What is being asked ::
Using the listing below, report each line holding the string "green".

Task material ::
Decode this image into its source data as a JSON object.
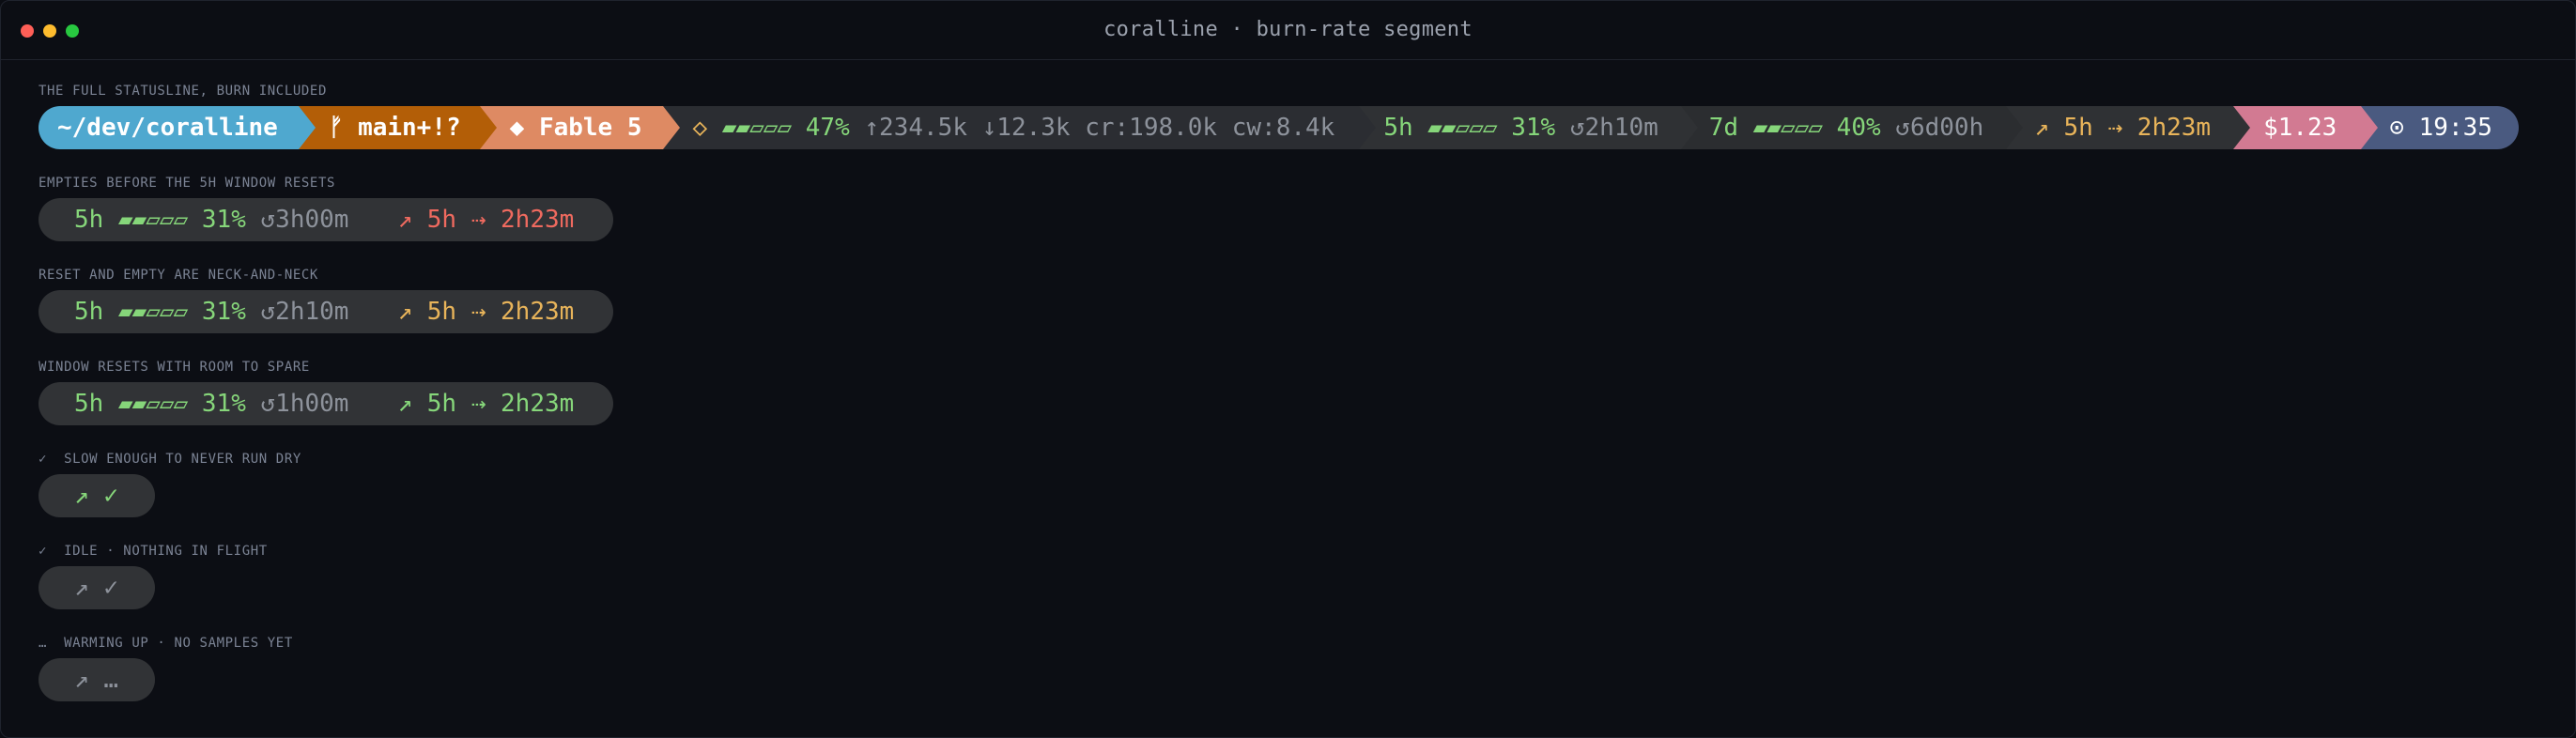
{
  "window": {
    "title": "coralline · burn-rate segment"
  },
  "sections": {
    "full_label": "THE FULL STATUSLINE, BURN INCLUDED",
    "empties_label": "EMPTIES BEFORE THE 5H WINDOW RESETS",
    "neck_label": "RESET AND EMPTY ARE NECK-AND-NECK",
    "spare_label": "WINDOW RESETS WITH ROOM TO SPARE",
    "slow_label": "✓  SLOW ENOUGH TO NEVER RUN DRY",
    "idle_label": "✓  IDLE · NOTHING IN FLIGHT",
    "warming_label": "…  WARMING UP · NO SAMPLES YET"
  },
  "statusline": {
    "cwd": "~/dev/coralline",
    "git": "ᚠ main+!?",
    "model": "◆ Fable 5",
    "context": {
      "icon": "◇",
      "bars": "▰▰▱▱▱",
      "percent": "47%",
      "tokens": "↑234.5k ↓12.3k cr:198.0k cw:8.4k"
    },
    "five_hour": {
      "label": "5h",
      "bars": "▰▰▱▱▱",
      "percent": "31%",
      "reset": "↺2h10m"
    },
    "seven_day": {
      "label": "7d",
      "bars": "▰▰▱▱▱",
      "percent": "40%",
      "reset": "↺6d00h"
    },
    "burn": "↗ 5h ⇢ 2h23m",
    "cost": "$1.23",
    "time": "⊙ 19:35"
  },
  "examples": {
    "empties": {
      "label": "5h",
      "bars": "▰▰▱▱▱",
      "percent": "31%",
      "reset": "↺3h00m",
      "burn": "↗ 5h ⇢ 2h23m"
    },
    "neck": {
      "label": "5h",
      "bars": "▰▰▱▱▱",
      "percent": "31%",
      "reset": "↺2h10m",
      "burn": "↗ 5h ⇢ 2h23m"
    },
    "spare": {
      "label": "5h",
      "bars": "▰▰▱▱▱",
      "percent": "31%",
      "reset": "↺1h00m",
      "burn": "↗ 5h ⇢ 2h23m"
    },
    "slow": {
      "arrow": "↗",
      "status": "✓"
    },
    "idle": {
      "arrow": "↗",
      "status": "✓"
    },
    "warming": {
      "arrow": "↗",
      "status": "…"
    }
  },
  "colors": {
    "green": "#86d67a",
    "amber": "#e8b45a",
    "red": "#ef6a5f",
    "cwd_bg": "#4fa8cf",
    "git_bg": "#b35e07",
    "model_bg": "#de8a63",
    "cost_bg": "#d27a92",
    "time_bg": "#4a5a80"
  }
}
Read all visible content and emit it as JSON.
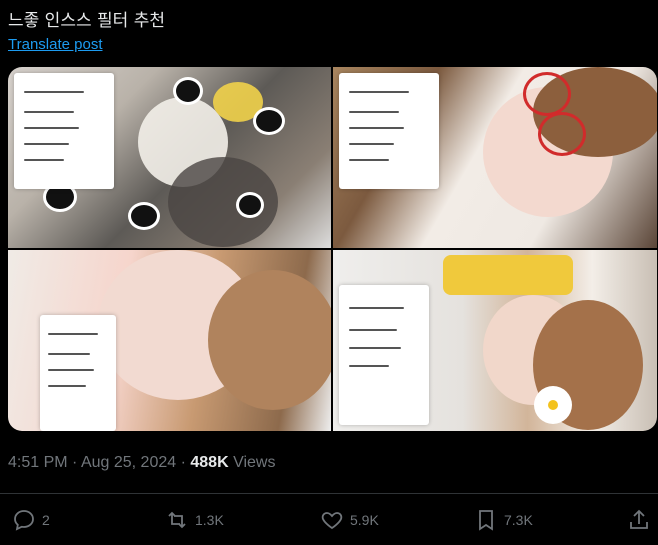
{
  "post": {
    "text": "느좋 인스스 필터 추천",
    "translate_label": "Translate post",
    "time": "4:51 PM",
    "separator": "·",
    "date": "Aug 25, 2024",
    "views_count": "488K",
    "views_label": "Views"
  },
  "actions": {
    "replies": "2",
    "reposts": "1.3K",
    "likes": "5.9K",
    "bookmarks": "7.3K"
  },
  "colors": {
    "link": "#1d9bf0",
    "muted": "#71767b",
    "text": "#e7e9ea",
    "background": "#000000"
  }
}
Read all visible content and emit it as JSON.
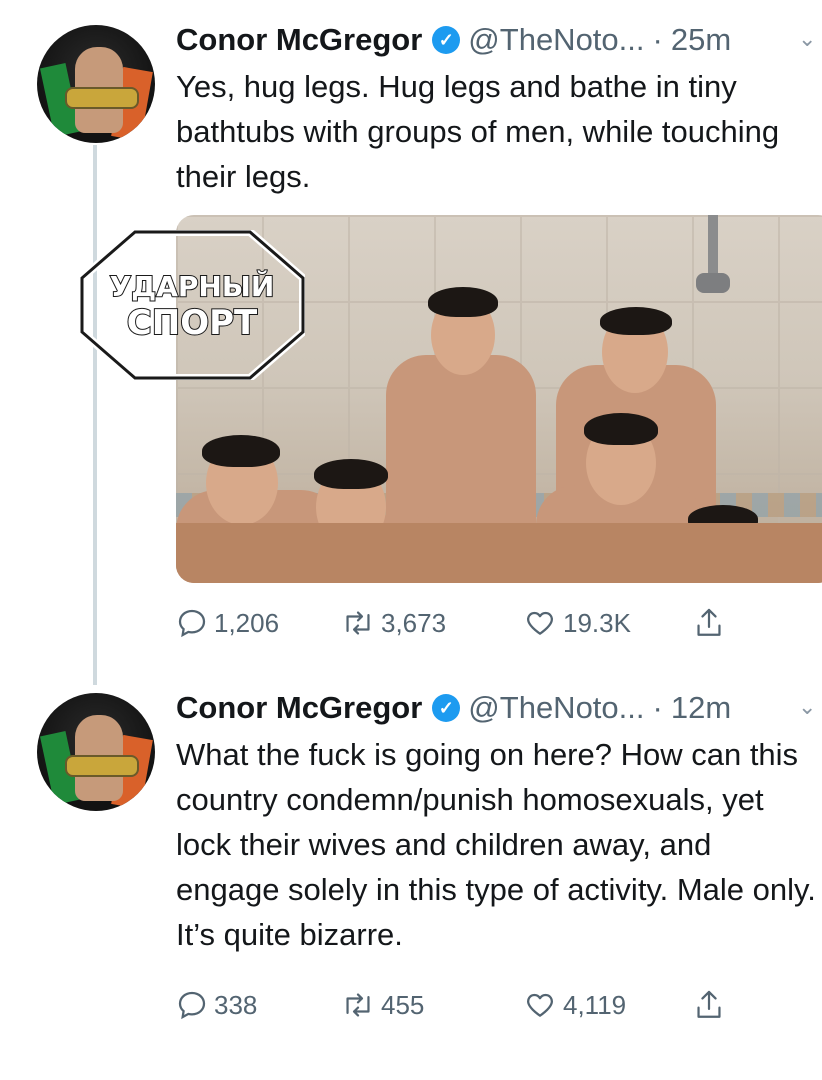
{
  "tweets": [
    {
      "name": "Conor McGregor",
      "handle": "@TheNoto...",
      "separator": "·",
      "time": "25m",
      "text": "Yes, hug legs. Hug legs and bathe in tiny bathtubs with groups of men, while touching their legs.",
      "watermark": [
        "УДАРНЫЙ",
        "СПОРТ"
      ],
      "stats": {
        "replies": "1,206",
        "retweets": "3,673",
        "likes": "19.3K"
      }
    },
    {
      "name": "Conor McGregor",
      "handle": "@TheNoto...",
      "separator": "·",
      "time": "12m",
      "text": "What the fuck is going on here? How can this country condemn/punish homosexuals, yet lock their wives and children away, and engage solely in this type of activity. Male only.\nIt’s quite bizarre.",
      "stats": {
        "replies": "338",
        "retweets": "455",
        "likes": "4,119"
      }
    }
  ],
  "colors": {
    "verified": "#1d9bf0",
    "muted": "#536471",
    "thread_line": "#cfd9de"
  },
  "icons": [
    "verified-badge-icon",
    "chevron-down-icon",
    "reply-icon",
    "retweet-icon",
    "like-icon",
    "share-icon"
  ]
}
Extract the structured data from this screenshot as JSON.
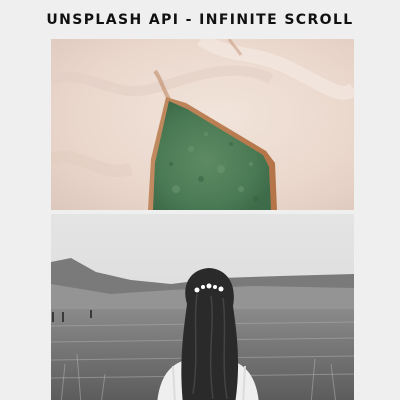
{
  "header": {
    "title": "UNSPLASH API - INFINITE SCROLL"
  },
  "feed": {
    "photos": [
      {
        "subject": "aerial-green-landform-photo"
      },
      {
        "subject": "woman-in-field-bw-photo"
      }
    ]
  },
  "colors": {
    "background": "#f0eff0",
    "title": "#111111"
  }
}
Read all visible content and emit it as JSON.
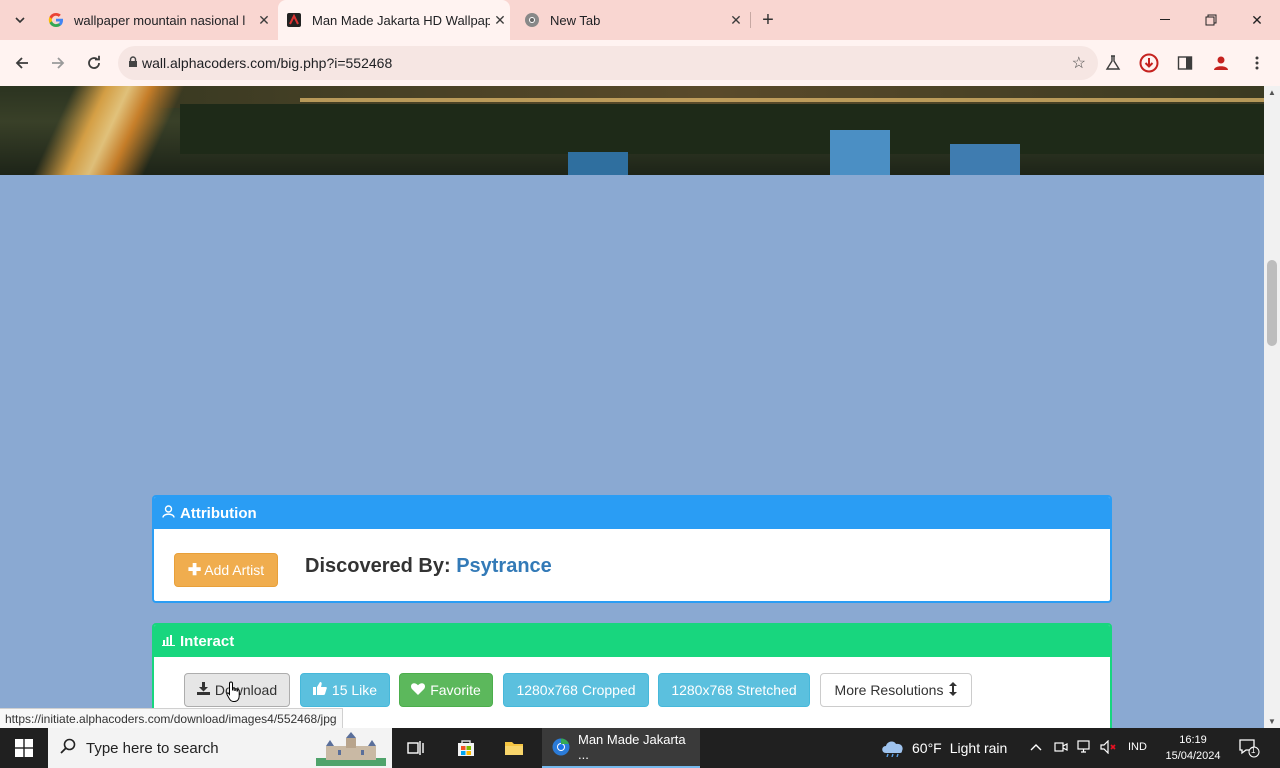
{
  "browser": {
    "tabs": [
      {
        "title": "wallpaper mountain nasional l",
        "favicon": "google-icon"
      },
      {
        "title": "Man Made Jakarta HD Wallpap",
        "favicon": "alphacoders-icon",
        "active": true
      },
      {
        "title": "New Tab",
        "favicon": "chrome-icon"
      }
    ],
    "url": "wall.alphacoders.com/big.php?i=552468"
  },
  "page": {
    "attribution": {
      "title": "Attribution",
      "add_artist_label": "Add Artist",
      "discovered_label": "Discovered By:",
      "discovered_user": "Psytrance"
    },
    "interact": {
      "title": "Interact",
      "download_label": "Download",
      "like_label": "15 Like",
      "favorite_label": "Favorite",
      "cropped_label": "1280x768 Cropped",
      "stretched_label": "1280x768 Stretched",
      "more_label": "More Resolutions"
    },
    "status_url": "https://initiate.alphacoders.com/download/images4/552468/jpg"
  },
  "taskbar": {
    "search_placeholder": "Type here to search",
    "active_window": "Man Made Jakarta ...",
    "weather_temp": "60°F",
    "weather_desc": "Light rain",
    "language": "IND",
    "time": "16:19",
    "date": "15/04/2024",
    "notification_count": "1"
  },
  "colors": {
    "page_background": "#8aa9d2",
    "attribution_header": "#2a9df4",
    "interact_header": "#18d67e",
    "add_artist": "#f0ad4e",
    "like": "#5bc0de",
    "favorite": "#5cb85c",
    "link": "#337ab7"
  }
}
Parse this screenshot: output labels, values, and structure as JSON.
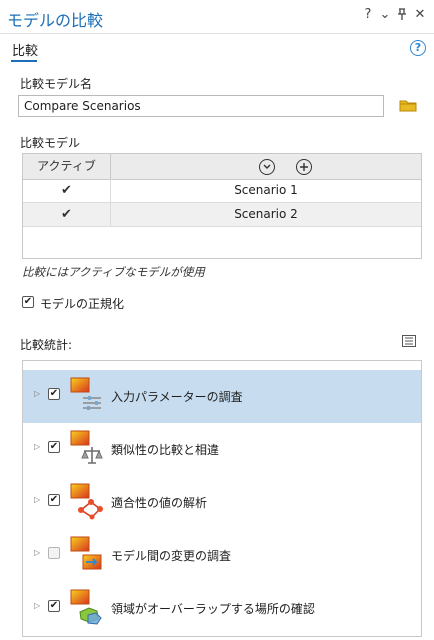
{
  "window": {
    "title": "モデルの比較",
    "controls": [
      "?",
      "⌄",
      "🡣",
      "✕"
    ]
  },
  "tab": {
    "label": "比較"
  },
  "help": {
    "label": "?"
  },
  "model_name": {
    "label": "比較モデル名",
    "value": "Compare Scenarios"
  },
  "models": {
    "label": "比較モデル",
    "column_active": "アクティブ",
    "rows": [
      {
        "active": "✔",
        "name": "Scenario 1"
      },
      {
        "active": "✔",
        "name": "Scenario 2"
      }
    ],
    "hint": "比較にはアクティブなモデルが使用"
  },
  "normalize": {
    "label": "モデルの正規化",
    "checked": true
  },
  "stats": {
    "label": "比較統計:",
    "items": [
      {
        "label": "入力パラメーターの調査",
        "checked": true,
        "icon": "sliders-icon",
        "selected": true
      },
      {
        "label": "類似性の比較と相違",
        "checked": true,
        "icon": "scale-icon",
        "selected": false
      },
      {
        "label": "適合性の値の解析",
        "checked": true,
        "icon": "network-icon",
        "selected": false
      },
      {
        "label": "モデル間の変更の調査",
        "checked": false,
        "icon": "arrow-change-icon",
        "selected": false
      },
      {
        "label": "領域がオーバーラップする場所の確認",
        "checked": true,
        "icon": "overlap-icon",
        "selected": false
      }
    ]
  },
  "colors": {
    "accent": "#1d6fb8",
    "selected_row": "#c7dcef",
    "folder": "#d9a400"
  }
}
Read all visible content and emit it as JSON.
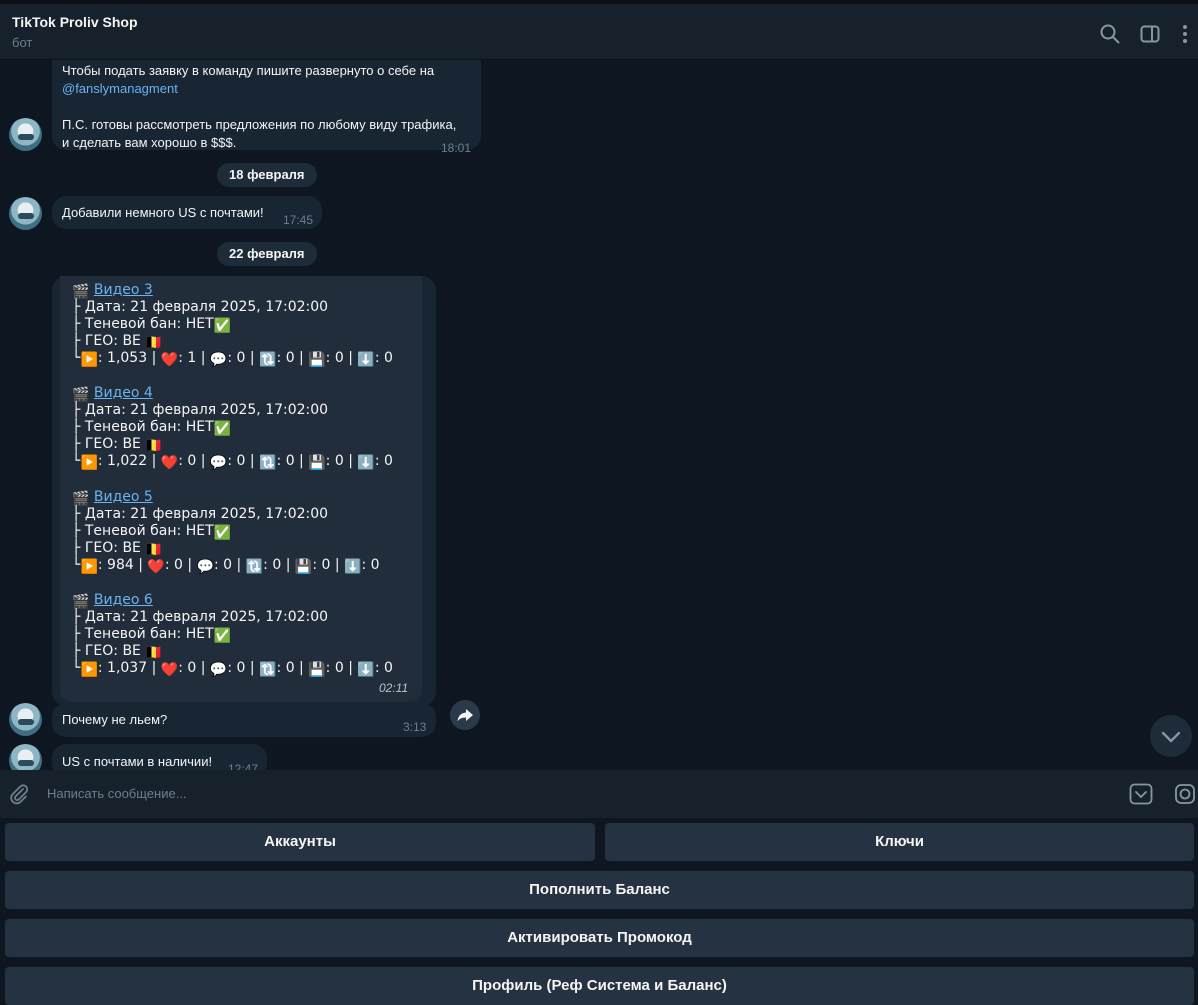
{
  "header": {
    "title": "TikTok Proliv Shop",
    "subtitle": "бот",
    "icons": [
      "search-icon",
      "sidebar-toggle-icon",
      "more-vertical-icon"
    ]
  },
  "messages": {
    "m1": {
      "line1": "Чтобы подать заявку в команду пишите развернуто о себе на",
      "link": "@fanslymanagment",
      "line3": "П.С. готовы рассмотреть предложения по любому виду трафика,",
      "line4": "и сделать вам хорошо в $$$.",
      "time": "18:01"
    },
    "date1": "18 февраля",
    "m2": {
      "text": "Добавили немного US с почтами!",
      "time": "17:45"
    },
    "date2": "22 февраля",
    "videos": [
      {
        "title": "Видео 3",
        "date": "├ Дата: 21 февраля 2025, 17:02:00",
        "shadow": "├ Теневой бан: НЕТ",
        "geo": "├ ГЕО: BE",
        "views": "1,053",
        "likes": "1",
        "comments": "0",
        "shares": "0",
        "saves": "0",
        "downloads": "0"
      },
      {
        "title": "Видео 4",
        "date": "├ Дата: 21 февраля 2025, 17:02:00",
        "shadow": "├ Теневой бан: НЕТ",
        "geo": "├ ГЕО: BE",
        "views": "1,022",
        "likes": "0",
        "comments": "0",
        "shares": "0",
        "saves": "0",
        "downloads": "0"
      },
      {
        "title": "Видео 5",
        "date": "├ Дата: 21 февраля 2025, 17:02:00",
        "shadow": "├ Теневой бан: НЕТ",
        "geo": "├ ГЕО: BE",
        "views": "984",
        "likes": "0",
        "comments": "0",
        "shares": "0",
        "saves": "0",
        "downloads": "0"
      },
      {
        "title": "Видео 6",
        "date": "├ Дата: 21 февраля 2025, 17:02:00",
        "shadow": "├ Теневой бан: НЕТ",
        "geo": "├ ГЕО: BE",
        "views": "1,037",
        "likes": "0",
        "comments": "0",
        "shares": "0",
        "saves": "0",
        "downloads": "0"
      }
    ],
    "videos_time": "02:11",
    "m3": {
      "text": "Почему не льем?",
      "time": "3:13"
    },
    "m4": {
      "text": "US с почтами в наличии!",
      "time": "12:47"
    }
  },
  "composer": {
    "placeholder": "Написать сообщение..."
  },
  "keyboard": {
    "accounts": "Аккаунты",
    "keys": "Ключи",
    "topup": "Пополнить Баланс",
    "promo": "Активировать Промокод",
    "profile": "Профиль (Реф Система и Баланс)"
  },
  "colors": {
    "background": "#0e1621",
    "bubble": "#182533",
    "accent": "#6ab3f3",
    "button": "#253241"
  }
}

Expected answer ::
    "green": "#86d67a",
        "subject": "aerial-green-landform-photo"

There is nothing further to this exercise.